BERKELEY, Ca. In spite of the rumors that Sikhs would behave rudely and so all those attending ought to be selective invitees, the Sikh community proved the rumors wrong. They showed tremendous discipline, retraint and sophisticated behavior. They listened to every word uttered for two days and prepared their comments for the appropriate time. No one was out of place in their presentations.

Prof. Mark Juergensmayer kicked off the conference with enthusiasm and hopes for success. He should be congratulated because he and his associate Jane Singh and others did get not only success but a substantive promotion of Sikh Studies that will be remembered for years to come. The role of the Sikh Foundation, indeed, was praiseworthy in lending the appropriate support. The enthusiasm of W.S.O. and its leaders enhanced the whole affair. No doubt the conference was eminently successful.


Both days were utilized fully by presenting a total of six panels on such topics as History, Literature, Religion, Sikhs Abroad, Contemporary issues in Sikh Studies and a round table conference. It is relative to one’s interest as to which panel was most exciting. One could say that the most exciting panels were history, religion, Sikhs abroad and contemporary issue. In the History panel, several original historical sources were brought out by Prof. J.S. Grewal to show how social history is written. The composition of Ranjit Singh’s administration presented by Indu Banga, and commented on by Prof. Metcalf of U.C. Berkeley was extremely informative. They dynamics of history. pointed out by Prof. Metcalf gave a platform for in-depth and sound scholarship. Lots of discussion centered on the “Rhetorical structure of Japji” presented by Prof. Shapiro of University of Washington. Comments led people that real understanding of Gurbani is not necessarily its Rhetorical structure but its meaning which of course, is again loaded with the variety of interpretations. The religious panel centered around Guru Nanak. Prof. Owen Cole’s work, which was inspired by Prof. McLeod was of particular interest to Sikhs. Both the scholars are being questioned as to the accurate conclusions. Prof. Sulakhan Singh

Dhillon pointed out that philosophic methods in studying religion could be used, as it is done in existentialism. The study of Sikhism in drawing conclusions that can pass the logical and critical test is needed. Knowledge claims must be analyzed at all costs. In the sassier’ On contemporary issues, Prof. Stanley Wolpert let the flood gate open to have people speak their mind. Truly, Berkeley liberal tradition, proved to be the true “Athens of the West”. This was the highlight of the Conference. Controversial issues of Punjab and Sikhs came to the surface and people spoke their mind. Scholars, in an international setting, did a very effective job in presenting their carefully done work, it was a time of excitement, learning and good feeling. The controversial political issues were kept under control to be explored at another more appropriate time, which is expected to be. expressed in May 87 at U.C.L.A. at another conference which is to focus on the contemporary situation.

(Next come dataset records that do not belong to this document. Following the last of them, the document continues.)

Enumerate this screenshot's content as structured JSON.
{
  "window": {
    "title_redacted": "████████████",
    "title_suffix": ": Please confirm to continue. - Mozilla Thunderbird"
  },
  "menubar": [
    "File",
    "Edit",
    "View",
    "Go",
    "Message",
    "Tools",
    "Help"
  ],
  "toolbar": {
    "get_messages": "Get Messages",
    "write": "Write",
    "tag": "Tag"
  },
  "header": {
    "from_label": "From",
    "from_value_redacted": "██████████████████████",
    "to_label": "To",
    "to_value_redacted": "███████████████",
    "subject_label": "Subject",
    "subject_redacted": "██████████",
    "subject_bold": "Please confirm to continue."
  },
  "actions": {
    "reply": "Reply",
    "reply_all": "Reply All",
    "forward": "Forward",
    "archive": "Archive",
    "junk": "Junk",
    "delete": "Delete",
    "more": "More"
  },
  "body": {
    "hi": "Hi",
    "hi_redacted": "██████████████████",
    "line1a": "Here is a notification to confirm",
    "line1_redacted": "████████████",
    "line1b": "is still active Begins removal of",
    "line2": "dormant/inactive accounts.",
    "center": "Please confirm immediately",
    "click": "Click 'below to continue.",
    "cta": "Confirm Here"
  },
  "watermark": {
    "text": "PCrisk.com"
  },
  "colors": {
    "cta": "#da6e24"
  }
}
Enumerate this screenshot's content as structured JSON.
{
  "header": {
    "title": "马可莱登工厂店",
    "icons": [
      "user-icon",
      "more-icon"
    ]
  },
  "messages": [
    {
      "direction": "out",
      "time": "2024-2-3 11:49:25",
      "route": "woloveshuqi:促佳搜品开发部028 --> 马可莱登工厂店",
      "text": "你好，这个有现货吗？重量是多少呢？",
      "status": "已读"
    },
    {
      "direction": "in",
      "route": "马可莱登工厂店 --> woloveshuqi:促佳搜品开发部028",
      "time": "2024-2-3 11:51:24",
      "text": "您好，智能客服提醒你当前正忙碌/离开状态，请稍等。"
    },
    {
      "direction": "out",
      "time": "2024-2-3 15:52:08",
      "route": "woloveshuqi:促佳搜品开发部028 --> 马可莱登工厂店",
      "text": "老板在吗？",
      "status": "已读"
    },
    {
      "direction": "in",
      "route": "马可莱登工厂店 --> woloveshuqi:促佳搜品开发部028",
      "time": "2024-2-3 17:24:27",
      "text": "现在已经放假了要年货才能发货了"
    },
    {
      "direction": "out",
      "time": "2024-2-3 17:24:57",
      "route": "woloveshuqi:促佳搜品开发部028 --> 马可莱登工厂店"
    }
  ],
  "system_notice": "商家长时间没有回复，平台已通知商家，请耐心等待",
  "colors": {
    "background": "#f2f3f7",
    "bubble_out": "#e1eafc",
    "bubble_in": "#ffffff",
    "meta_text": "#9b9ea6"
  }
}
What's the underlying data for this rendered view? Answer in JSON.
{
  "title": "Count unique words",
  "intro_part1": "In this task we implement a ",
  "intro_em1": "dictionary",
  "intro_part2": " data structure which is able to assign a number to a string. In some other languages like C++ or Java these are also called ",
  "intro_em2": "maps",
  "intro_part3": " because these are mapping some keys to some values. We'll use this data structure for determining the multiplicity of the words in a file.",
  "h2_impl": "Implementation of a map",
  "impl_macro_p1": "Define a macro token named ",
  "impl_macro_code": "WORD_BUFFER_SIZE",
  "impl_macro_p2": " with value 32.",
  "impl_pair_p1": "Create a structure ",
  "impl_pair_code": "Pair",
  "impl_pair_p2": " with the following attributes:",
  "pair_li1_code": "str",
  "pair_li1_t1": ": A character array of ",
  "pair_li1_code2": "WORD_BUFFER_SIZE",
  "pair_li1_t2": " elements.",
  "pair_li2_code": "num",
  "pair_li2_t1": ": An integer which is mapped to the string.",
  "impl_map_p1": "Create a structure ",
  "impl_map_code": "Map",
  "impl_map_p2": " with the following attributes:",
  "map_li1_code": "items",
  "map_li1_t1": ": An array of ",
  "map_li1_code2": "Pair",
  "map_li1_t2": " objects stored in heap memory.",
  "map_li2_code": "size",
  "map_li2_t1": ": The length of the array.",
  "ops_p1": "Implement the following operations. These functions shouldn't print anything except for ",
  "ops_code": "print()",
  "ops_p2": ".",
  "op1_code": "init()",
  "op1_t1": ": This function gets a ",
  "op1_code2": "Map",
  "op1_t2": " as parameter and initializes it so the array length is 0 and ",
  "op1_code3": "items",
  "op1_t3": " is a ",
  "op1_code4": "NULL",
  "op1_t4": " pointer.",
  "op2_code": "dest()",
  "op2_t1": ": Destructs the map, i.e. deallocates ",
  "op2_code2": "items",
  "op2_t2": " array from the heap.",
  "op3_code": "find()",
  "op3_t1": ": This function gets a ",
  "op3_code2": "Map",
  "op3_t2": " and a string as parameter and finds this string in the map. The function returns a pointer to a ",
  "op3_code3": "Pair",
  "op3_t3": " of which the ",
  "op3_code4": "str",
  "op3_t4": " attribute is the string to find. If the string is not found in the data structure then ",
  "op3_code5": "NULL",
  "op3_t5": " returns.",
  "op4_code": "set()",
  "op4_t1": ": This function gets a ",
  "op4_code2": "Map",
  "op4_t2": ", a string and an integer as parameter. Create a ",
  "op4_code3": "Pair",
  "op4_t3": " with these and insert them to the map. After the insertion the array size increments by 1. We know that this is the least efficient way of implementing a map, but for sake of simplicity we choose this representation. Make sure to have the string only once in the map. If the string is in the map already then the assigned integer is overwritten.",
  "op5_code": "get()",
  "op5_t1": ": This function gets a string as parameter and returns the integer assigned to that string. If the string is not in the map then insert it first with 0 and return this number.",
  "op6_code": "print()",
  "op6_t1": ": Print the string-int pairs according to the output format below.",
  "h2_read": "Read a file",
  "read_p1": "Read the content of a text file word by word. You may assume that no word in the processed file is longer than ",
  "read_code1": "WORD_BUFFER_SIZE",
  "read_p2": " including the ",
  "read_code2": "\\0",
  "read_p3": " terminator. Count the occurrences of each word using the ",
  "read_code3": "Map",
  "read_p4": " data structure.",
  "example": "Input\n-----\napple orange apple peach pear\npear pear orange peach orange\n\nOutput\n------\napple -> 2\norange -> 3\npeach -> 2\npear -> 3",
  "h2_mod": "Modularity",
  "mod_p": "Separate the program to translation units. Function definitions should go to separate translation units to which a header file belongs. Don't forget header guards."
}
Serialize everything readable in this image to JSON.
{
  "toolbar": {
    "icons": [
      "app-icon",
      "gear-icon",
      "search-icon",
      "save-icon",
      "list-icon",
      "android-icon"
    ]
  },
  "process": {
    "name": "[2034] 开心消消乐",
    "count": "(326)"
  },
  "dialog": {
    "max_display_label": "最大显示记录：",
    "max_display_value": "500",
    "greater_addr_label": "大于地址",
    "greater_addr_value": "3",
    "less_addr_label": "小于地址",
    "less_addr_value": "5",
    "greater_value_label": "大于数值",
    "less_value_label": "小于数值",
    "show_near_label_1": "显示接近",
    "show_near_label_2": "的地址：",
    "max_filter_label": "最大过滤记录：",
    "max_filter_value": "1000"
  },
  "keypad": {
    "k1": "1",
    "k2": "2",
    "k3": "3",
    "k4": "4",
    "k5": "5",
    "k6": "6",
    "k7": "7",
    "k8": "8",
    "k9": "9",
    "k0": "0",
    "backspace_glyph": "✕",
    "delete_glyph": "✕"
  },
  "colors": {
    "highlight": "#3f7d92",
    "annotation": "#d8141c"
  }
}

Unless and until Sikh contemporary issues are satisfactorily discussed and resolved, the Sikh community would not rest. People’s hopes are set on U.C.L.A. conference in May, 1987, which ought to be attended by all with enthusiasm.

Though the substance of Sikhism expressed through History, Literature, Religion and the present issues is brought out beautifully but the future of the Sikh community is still not certain. The difficult times are ahead, which not only the scholars but appropriate Sikh leaders would have to control and mould it so that the Sikh community grows in its own right to flourish as free people.

Article extracted from this publication >>  March 13, 1987